THE LAST WORD
The Hi-Power, in one of the several variations it has been offered in, is probably the most prolific fighting pistol of all time. It was used by the Axis and the Allies during WWII and has been used in countless other engagements and carried by many law enforcement agencies around the world, all in its stock form. A bit or a lot of custom work only makes this pistol better, and I would advise anyone considering a Hi-Power to at least look at a trigger job, new sights, and having all the sharp edges radiused. Additionally, I’d suggest one of Novak’s no-bite hammers; the Commander-style hammer will still allow for some hammer bite. Pick one, make it your own, and enjoy it for the rest of your life.
In this modern age of plastic pistols small enough to cram in your pocket, many question whether the Hi-Power is, or ever truly was, a premier fighting pistol. My former company commander never doubted it. When he arrived in Vietnam as a special forces officer, he purchased the Hi-Power he’s wearing in the photo from another special forces solider who was headed home.

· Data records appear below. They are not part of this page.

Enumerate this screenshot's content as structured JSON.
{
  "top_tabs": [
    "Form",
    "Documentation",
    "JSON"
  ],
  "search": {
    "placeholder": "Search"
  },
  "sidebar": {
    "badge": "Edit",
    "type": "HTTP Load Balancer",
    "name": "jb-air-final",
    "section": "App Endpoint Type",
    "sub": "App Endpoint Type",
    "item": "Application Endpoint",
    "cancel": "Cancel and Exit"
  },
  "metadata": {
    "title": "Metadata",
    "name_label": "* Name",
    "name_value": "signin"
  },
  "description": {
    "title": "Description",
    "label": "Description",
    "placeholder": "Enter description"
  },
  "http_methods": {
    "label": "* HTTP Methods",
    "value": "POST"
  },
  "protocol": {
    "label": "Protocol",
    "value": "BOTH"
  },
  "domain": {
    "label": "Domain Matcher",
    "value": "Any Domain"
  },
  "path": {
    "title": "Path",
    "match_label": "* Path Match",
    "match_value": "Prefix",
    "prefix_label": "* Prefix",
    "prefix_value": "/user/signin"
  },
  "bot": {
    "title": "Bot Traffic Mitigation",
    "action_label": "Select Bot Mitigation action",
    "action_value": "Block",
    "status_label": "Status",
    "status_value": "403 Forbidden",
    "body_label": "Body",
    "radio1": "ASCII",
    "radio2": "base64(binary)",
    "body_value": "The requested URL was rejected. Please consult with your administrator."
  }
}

Why? He was assigned to patrol the Delta in an airboat and wanted the extra firepower in case he got an airboat shot out from under him. It also shared ammo with the Swedish K machinegun he often carried while there as well. (So much for ideal American small arms for war.) He said the Hi-Power was his constant companion on the boat when checking the wire at night, while on patrol, and during airmobile operations. He said it was never out of reach.
My friend, now a retired colonel, passed his Hi-Power along to another incoming Green Beret — again for $100 — the day before he left for home. When he got home, he became a city police officer. And guess what? His off-duty gun was a Hi-Power. He had the magazine disconnect removed, had the trigger worked, and had the feed ramp polished. It served him on his off-duty hours for six years until he lost it in a divorce, which has been the death of many good gun relationships.